Signs and Symptoms
People with STAT3 dominant-negative disease (STAT3DN) have very high levels of IgE and may have recurrent infections of the skin and lungs. These infections are often caused by the bacterium Staphylococcus aureus but also may be caused by other bacteria and fungi. Patients also tend to have recurrent bone fractures, unusually flexible joints, and inflamed skin, and may have a rash similar to eczema. Baby teeth in people with this disease often do not fall out on their own. People with STAT3DN also often have distinctive facial characteristics, such as uneven facial features, prominent forehead, deep-set eyes, broad nasal bridge, wide, fleshy nose tip, and protruding lower jaw.

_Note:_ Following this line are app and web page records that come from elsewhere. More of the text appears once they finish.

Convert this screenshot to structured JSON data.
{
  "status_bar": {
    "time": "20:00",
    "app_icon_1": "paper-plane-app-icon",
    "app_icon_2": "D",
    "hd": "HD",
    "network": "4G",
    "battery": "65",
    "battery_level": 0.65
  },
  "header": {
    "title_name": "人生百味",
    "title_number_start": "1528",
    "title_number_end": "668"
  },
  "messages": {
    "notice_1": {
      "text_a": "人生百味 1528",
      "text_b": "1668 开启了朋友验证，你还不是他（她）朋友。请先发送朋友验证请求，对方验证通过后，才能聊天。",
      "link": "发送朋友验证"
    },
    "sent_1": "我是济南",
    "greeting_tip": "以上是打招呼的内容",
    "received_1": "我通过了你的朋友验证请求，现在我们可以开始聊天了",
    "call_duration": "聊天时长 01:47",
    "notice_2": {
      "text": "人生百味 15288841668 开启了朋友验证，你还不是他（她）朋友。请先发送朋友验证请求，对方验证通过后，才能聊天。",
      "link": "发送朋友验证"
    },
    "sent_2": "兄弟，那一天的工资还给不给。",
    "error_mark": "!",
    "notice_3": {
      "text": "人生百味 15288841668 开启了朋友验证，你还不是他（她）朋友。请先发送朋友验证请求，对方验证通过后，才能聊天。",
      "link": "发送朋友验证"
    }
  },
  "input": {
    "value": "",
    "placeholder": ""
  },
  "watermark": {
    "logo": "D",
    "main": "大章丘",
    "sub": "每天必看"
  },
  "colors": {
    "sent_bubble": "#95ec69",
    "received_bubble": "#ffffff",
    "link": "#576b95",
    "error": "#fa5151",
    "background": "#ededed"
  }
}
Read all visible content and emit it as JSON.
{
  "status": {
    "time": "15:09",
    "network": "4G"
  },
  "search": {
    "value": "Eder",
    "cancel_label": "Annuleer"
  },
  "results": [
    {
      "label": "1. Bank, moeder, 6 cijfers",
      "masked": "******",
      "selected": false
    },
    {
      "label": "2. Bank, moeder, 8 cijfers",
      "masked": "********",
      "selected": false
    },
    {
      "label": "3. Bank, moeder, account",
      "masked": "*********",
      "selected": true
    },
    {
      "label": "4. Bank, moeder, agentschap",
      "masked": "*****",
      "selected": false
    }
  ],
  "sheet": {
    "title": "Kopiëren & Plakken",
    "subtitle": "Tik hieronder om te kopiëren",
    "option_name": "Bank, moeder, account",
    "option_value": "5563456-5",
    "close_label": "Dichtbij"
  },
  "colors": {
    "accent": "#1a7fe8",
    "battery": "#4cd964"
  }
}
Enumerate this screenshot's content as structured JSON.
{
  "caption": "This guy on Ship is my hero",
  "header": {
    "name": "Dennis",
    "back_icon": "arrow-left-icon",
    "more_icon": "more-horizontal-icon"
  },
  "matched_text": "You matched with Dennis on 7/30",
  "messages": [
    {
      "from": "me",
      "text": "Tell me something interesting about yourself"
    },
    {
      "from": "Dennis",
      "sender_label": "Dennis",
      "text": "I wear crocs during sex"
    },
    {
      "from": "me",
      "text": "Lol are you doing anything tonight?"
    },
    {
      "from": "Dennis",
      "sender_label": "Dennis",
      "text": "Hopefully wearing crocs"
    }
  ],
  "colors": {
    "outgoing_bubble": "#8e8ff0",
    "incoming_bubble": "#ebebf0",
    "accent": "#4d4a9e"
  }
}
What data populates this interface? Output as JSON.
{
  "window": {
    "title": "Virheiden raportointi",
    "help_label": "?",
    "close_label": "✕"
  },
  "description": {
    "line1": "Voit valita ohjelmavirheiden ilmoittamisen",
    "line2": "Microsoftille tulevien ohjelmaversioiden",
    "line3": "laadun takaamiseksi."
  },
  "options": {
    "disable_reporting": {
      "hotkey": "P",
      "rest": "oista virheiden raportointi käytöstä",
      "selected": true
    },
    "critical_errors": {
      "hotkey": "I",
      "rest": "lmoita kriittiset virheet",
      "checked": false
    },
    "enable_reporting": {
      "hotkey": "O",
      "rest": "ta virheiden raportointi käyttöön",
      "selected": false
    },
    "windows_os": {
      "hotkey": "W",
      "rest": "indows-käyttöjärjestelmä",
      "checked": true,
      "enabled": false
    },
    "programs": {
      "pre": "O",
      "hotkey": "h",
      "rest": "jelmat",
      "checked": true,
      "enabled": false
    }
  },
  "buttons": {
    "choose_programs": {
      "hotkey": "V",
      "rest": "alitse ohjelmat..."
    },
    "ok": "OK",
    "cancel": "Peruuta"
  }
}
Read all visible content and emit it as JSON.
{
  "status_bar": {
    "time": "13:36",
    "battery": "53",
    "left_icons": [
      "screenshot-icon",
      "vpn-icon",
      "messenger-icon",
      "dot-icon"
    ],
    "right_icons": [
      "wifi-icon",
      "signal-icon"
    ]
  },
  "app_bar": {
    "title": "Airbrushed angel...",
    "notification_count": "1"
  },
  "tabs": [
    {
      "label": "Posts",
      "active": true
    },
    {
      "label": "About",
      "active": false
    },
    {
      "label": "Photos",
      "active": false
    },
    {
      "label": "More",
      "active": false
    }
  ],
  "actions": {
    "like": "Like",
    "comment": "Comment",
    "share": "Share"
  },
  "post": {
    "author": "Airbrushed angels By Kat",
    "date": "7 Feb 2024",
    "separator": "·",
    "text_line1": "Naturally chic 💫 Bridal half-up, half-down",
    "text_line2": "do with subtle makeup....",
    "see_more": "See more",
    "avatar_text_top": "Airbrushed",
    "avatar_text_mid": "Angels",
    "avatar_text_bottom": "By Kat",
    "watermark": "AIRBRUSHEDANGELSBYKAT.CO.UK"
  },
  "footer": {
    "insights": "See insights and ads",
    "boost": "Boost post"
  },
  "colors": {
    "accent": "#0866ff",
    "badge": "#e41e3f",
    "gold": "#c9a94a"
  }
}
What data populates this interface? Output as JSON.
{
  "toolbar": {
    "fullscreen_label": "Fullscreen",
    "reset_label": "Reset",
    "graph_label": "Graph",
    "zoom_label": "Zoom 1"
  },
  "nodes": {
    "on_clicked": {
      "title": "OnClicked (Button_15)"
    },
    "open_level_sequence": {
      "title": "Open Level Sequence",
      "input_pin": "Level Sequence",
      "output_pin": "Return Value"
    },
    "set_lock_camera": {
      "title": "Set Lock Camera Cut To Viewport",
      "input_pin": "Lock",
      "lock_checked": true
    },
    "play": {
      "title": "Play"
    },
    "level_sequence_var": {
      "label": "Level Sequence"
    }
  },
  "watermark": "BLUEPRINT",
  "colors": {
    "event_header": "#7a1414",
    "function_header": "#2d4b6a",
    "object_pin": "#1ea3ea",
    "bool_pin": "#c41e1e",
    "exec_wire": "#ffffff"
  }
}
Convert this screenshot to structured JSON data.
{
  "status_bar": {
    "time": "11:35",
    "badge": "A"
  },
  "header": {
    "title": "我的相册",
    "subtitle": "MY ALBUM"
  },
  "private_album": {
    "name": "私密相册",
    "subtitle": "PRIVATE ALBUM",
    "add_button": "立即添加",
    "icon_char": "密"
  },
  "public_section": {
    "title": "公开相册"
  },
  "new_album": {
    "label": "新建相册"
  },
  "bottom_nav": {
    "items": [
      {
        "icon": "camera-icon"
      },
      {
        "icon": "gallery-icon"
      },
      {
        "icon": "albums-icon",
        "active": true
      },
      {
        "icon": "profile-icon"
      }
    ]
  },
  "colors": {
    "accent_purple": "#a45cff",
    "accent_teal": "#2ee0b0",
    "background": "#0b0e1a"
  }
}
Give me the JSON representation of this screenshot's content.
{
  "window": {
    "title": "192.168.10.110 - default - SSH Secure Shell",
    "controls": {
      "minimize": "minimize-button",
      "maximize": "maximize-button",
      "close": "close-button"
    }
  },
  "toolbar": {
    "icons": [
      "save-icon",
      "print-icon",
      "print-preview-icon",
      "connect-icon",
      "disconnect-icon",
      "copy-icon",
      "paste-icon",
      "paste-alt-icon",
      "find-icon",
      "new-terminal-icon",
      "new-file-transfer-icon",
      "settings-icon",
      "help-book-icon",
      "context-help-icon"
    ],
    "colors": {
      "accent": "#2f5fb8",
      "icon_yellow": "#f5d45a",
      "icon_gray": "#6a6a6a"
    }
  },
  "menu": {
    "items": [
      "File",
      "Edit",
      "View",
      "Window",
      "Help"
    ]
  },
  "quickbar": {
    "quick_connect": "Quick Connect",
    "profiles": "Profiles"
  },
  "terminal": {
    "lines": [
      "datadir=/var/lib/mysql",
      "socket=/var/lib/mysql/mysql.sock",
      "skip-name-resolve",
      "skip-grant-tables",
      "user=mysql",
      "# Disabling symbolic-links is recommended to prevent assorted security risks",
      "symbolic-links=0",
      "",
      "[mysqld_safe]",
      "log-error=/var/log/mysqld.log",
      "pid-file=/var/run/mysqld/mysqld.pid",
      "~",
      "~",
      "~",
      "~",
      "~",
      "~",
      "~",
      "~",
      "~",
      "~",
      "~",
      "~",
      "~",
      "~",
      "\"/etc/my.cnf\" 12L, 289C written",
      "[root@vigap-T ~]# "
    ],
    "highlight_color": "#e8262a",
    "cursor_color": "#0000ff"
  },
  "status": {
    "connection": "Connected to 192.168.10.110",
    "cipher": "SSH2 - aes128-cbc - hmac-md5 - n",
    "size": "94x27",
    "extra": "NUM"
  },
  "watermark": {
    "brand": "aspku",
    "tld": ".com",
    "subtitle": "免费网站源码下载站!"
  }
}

In 2008, NIAID scientists discovered that important immune cells called Th17 cells are missing in people with STAT3DN. NIAID researchers also found in 2011 that an unusually low number of immune memory cells may cause people with the disease to be more susceptible to some viral infections. In 2013 and 2016, NIAID researchers showed that the STAT3 mutation protects people from more severe allergic disease by interfering with the process that causes typical allergic reactions.
A doctor will suspect STAT3DN in a person with eczema, very high IgE, recurrent boils, and pneumonias. Blood tests diagnosing the disease will show normal levels of IgG, IgA, and IgM antibodies but very high levels of IgE antibodies. People with the disease also may show a high number of white blood cells called eosinophils and a poor response to immunizations. Sequencing of the patient’s DNA can confirm the presence of the STAT3 mutation.